BFC started in 2001 as the foundational programme of Better Work, which is a joint programme between the International Labour Organization (ILO) and the International Finance Corporation (IFC), a member of the World Bank Group. BFC has been instrumental in improving working conditions in the garment sector while increasing the competitiveness of Cambodia as a smart sourcing destination.
With over 660 participating factories, employing more than 645,000 workers of which approximately 80% are women, BFC is committed to gender equity and empowerment in the workplace and aims to improve the lives of workers, their families and communities as well as the competitiveness of Cambodian garment, travel goods and bag sector and footwear factories in the global market.
By 2027, employers and workers and their representatives uphold and are protected by national labour laws and fundamental principles and rights at work; and enterprises in the sector are more sustainable, resilient and inclusive.
By 2027, Better Factories Cambodia’s impact on workers, enterprises and compliance is sustained by national institutions that leverage the Programme’s approaches, data and evidence.
By 2027, Better Factories Cambodia, in partnerships with relevant industry actors, will ensure enterprises that participate in the programme have adopted policies and practices on responsible business conduct that support the realization of decent work and sustainable compliance.
By 2027, the programme’s learnings and methods have created positive social and environmental impacts beyond the programme.
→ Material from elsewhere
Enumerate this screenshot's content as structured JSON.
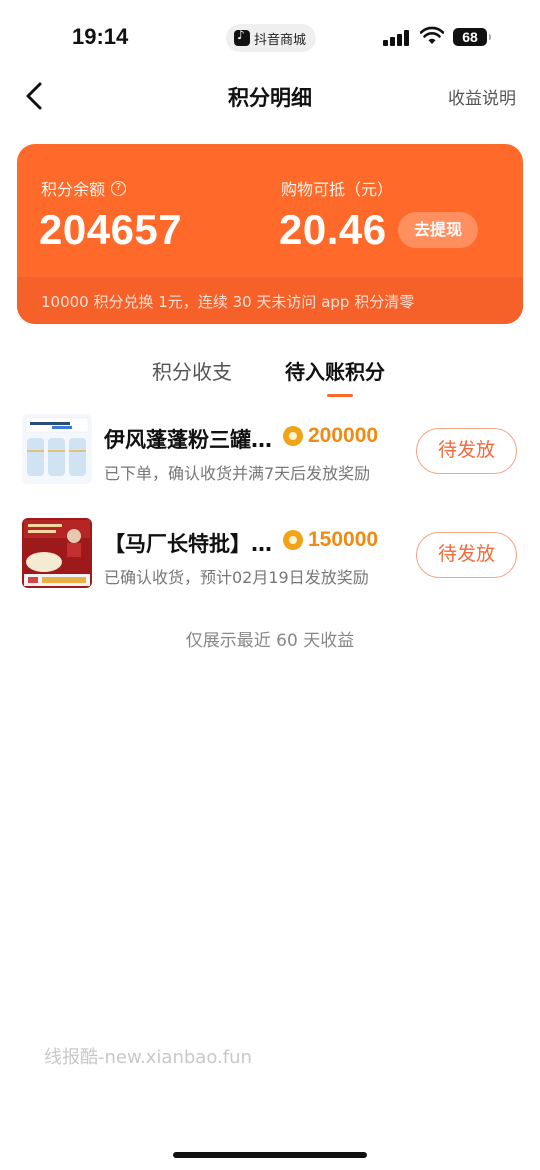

PHNOM PENH – Soriya* is a worker in one of the garment factories receiving services from Better Factories Cambodia that has recently transitioned to digital wages. For many garment workers, adapting to this new way of receiving wages has been challenging. Still, the ongoing transition has the potential to improve workers’ financial literacy and make …
These themes crosscut the strategic goals and will be present in our factory engagement, research, policy influencing and content produced as well as affect how we allocate our human and financial resources.
The programme will work with universities and research institutes to collect and analyze data, consulting with constituents, including union groups, on how data is collected and used and how constituents’ data needs can be met. The programme will use data to make the case for skills development in the sector and publish research on the state of the industry related to gender, the digital wages transition and Occupational Safety and Health (OSH).
In collaboration with the ILO Global Center on Digital Wages for Decent Work, BFC will coordinate with all relevant supply chain actors to ensure the responsible transition to digital wage payments. The programme will support digital literacy initiatives for workers and empower them to access digital financial services that respond to their needs and improve their economic opportunities. BFC will support relevant constituents’ dialogue and the Royal Government of Cambodia’s efforts to expand minimum wage coverage in sectors beyond the garment industry.
As part of Industrial Relations (IR) leadership programme, BFC will provide training to trade unions on the Collective Bargaining Agreement (CBA) process and advise trade unions in over 200 factories. BFC will develop and disseminate an IR toolkit to factories as part of training and advisory meetings. The trade union contact group will meet on a regular basis to receive training to increase their capacity on leadership skills, gender-based violence and harassment prevention, OSH observation skills and social dialogue.
The topic of gender equality cuts across all the work that we do at Better Factories Cambodia (BFC). To provide strategic direction in its work, BFC focuses its gender priorities under four pillars: Discrimination, Paid work and Care, Voice and Representation and Leadership and Skills Development. BFC is committed to improving working conditions to benefit both female and male workers, through improving business benefits while also bridging the gender equality gap within the Cambodian garment sector.
Alongside the Ministry of Labour and Vocational Training, BFC will co-train officials and staff at the provincial level on techniques to detect OSH non-compliance in factories. Together with the Department of Occupational Safety and Health (DOSH), the programme will build the sector’s capacity in line with the ILO’s Code of Practice on Occupational Safety and Health. BFC will advise and provide technical assistance to constituents as they develop the Safety Act. BFC will expand its work on workplace wellbeing, mental health and social inclusion of garment workers via an online worker committee that was created in response to COVID-19 isolation.
Collaborating with the ILO’s social protection specialists in Cambodia, BFC will focus on key aspects of a garment worker’s life and livelihood, especially the tenure of workers, with particular attention given to understanding women workers’ work and care responsibilities. Enterprise Advisors will be trained on social protection concepts to embed knowledge about social protection in factories via bipartite committee meetings.
BFC will support employers to develop services for their members focused on enterprise productivity and develop a policy agenda to engage the Government on industry needs with respect to productivity gains. The programme will implement training for workers’ organizations to strengthen their role in achieving productivity gains. BFC will also partner with development agencies to assist with matching supplier requests with productivity process agencies, such as AOTS and Kaizen, to pilot new ways of streamlining the production processes.
BFC will engage with partners working on environmental sustainability in the Cambodian garment sector to determine what factors need to change at a system, enterprise and national levels to reduce sectoral emissions overall. Research related to heat stress in factories will be used to advocate for the adoption of a building code regulatory mechanism. BFC will also undertake climate change impact training for workers to understand the changes and how environmental sustainability affects them.